Kepa Kurl Aboriginal Art Gallery and Gift Shop
Don’t miss the indigenous-owned Kepa Kurl Aboriginal Art Gallery and Gift Shop, located at the Museum Village in the original Old Court House dating to the late 1800s. You’ll find plenty of stunning art by local artists, along with handicrafts, edible souvenirs produced from indigenous ingredients, scented candles, accessories and scarves with indigenous prints, and greeting cards featuring works of art. The gallery provides certificates of authenticity and information on artists and artwork, can facilitate commissioned works of art, and arrange packaging, transport or shipping of art.
Also located at the Museum Village, this wonderful shop, Naturally Esperance stocks all kinds of eco-friendly stuff including bulk refill stations for natural skin/body care products and cleaning products and disinfectants, organic teas, 100% natural deoderants and lip balms, locally produced herbal extracts, homeopathic remedies and supplements from the ancient salt lakes of Western Australia’s desert, and plastic alternatives for cling wrap and freezer, zipper and rubbish bags made from sugarcane.

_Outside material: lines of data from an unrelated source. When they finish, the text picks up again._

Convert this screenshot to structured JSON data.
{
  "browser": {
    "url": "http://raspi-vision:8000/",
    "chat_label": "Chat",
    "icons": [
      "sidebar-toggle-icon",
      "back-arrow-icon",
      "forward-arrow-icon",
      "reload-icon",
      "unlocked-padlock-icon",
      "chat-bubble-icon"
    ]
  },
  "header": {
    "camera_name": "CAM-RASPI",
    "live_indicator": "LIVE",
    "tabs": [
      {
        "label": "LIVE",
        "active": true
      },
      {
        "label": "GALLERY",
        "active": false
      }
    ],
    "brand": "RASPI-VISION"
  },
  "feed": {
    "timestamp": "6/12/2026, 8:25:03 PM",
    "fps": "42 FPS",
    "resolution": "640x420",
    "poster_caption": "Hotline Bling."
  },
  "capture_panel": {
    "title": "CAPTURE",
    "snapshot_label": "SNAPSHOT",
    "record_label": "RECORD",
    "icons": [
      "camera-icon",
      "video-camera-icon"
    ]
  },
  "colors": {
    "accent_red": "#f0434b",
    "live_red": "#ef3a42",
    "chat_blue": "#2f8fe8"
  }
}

We’d love to hear from you if you find yourself driving to Esperance. Over the years we’ve driven the length and breadth of Western Australia (and a fair chunk of the rest of Australia) researching, writing and updating guidebooks. Things change, places close, new spots open. We’ll update drives when we can, but in the meantime please feel free to leave your feedback and tips in the comments below.
Book Tours and Activities in Esperance and The Surrounding Region